“Mr Speaker, government has always been ready to acquire the vaccines but it’s a question of availability.
“Every country as we speak today, has been struggling to acquire these vaccines so it is not the question of government’s inability to pay for the vaccines.
“Mr Speaker, it more to do with the availability of the vaccines than money and that is why government has failed to achieve herd immunity as previously arranged.
“We strongly believe, as arranged in this mid-year budget review that from this month onwards, government would be in a position to acquire at least 17 million vaccines to vaccinate the population,” he said.

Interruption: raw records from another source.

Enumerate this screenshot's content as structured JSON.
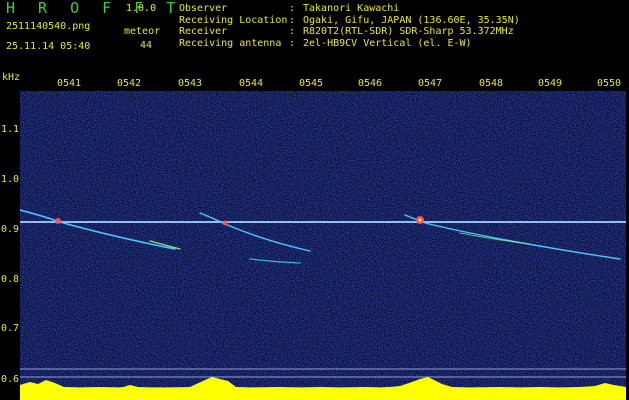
{
  "app": {
    "name": "H R O F F T",
    "version": "1.0.0"
  },
  "capture": {
    "filename": "2511140540.png",
    "datetime": "25.11.14 05:40",
    "meteor_label": "meteor",
    "meteor_count": "44"
  },
  "info": [
    {
      "key": "Observer",
      "value": "Takanori Kawachi"
    },
    {
      "key": "Receiving Location",
      "value": "Ogaki, Gifu, JAPAN (136.60E, 35.35N)"
    },
    {
      "key": "Receiver",
      "value": "R820T2(RTL-SDR) SDR-Sharp 53.372MHz"
    },
    {
      "key": "Receiving antenna",
      "value": "2el-HB9CV Vertical (el. E-W)"
    }
  ],
  "axis": {
    "unit": "kHz",
    "y_ticks": [
      "1.1",
      "1.0",
      "0.9",
      "0.8",
      "0.7",
      "0.6"
    ],
    "x_ticks": [
      "0541",
      "0542",
      "0543",
      "0544",
      "0545",
      "0546",
      "0547",
      "0548",
      "0549",
      "0550"
    ]
  },
  "colors": {
    "label": "#e8e830",
    "title": "#3ccf3c",
    "background": "#000000",
    "noise": "#1b2a8f",
    "carrier": "#8fd0ff",
    "echo": "#ff5050",
    "histogram_high": "#ffff00",
    "histogram_low": "#00e5ff"
  }
}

The Deputy Minority Whip, Ibrahim Ahmed, NDC MP, Banda, on his part said what the Finance Minister came to do in House was to inform Members that he could not attain the economic targets he had set for the year.
According to Mr Ahmed, all government intervention programmes like the Planting for Food and Jobs, School Feeding Programme, the Free Senior High School programme were all crumbling due to the unavailability of “funds to oil the effective running of the programmes.”
In his view, the government was collapsing Ghana’s revered local governance system by failing to nominate Metropolitan, Municipal and District Chief Executives (MMDCEs), eight months into the regime.
“Mr Speaker, this government is destroying our revered local governance system which in the past attracted people from across the African continent to understudy. No wonder we were able to advance only GH¢400 million to the assemblies instead of the GH¢2.4 billion earmarked in the 2021 budget,” he said.
The lack of MMDCEs, Mr Ahmed said was affecting development at the local level.
He was at a loss why the Development Authorities, running the office of government machinery, were functioning at the expense of the MMDCEs and urged the president to nominate chief executives for the assemblies, for effective local governance.
BY JULIUS YAO PETETSI